WORK INSTRUCTIONS: The whole listing below should be retyped exactly, without any images.

==============================

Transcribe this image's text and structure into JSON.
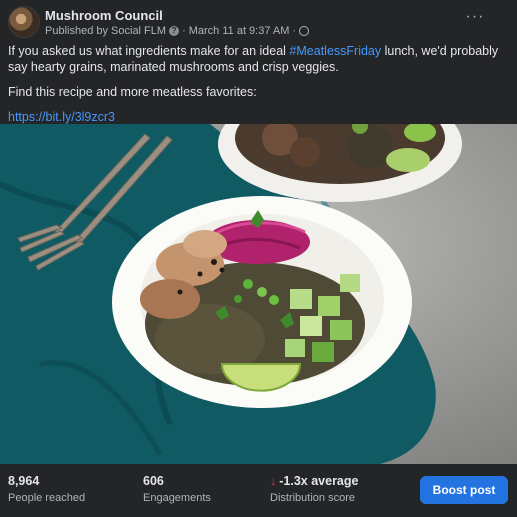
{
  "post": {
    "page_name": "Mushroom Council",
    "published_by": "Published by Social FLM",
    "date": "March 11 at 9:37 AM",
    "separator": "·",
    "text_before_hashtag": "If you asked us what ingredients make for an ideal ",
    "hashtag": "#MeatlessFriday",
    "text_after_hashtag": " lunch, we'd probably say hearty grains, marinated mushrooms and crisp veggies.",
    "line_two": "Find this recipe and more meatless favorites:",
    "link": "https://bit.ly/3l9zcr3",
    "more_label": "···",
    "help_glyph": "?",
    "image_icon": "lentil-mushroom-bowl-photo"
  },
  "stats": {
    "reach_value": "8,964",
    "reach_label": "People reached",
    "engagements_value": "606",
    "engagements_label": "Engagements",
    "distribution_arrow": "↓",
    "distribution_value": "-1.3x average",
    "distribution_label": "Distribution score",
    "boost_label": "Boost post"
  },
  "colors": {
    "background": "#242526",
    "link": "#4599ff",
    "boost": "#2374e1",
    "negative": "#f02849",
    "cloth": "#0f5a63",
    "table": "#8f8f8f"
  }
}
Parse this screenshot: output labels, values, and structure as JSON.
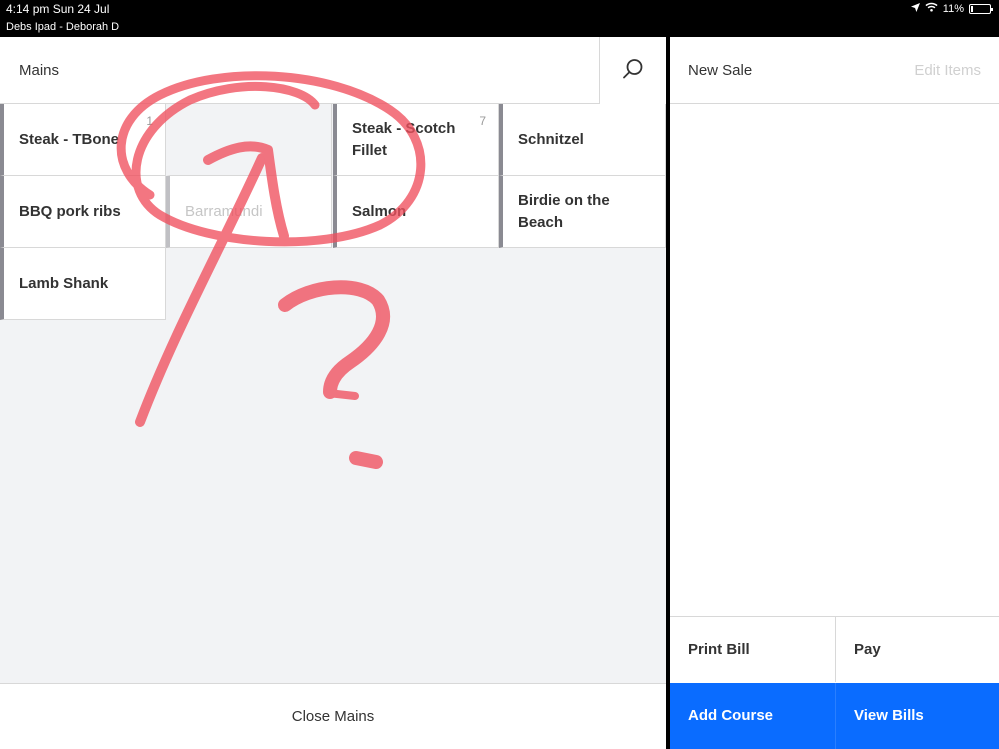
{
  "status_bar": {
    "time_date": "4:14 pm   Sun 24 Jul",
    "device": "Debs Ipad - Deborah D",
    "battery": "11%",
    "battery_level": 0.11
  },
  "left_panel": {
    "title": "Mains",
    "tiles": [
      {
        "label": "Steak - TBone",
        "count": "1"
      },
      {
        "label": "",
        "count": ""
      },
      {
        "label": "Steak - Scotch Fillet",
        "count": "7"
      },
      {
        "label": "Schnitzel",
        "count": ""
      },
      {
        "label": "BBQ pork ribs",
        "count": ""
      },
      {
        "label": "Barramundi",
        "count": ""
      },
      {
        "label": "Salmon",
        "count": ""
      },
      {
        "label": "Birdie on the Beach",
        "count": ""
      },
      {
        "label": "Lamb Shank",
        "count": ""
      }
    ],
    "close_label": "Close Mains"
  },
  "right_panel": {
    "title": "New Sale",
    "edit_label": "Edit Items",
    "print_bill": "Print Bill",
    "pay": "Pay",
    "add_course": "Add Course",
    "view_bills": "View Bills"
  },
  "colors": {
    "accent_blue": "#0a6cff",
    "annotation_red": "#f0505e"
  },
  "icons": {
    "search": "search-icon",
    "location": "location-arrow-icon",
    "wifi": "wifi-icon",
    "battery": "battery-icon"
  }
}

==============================

TASK RESPONSE:
Transcribe this image's text and structure into JSON.
{
  "post": {
    "page_name": "Mushroom Council",
    "published_by": "Published by Social FLM",
    "date": "March 11 at 9:37 AM",
    "separator": "·",
    "text_before_hashtag": "If you asked us what ingredients make for an ideal ",
    "hashtag": "#MeatlessFriday",
    "text_after_hashtag": " lunch, we'd probably say hearty grains, marinated mushrooms and crisp veggies.",
    "line_two": "Find this recipe and more meatless favorites:",
    "link": "https://bit.ly/3l9zcr3",
    "more_label": "···",
    "help_glyph": "?",
    "image_icon": "lentil-mushroom-bowl-photo"
  },
  "stats": {
    "reach_value": "8,964",
    "reach_label": "People reached",
    "engagements_value": "606",
    "engagements_label": "Engagements",
    "distribution_arrow": "↓",
    "distribution_value": "-1.3x average",
    "distribution_label": "Distribution score",
    "boost_label": "Boost post"
  },
  "colors": {
    "background": "#242526",
    "link": "#4599ff",
    "boost": "#2374e1",
    "negative": "#f02849",
    "cloth": "#0f5a63",
    "table": "#8f8f8f"
  }
}
Parse this screenshot: output labels, values, and structure as JSON.
{
  "status_bar": {
    "time_date": "4:14 pm   Sun 24 Jul",
    "device": "Debs Ipad - Deborah D",
    "battery": "11%",
    "battery_level": 0.11
  },
  "left_panel": {
    "title": "Mains",
    "tiles": [
      {
        "label": "Steak - TBone",
        "count": "1"
      },
      {
        "label": "",
        "count": ""
      },
      {
        "label": "Steak - Scotch Fillet",
        "count": "7"
      },
      {
        "label": "Schnitzel",
        "count": ""
      },
      {
        "label": "BBQ pork ribs",
        "count": ""
      },
      {
        "label": "Barramundi",
        "count": ""
      },
      {
        "label": "Salmon",
        "count": ""
      },
      {
        "label": "Birdie on the Beach",
        "count": ""
      },
      {
        "label": "Lamb Shank",
        "count": ""
      }
    ],
    "close_label": "Close Mains"
  },
  "right_panel": {
    "title": "New Sale",
    "edit_label": "Edit Items",
    "print_bill": "Print Bill",
    "pay": "Pay",
    "add_course": "Add Course",
    "view_bills": "View Bills"
  },
  "colors": {
    "accent_blue": "#0a6cff",
    "annotation_red": "#f0505e"
  },
  "icons": {
    "search": "search-icon",
    "location": "location-arrow-icon",
    "wifi": "wifi-icon",
    "battery": "battery-icon"
  }
}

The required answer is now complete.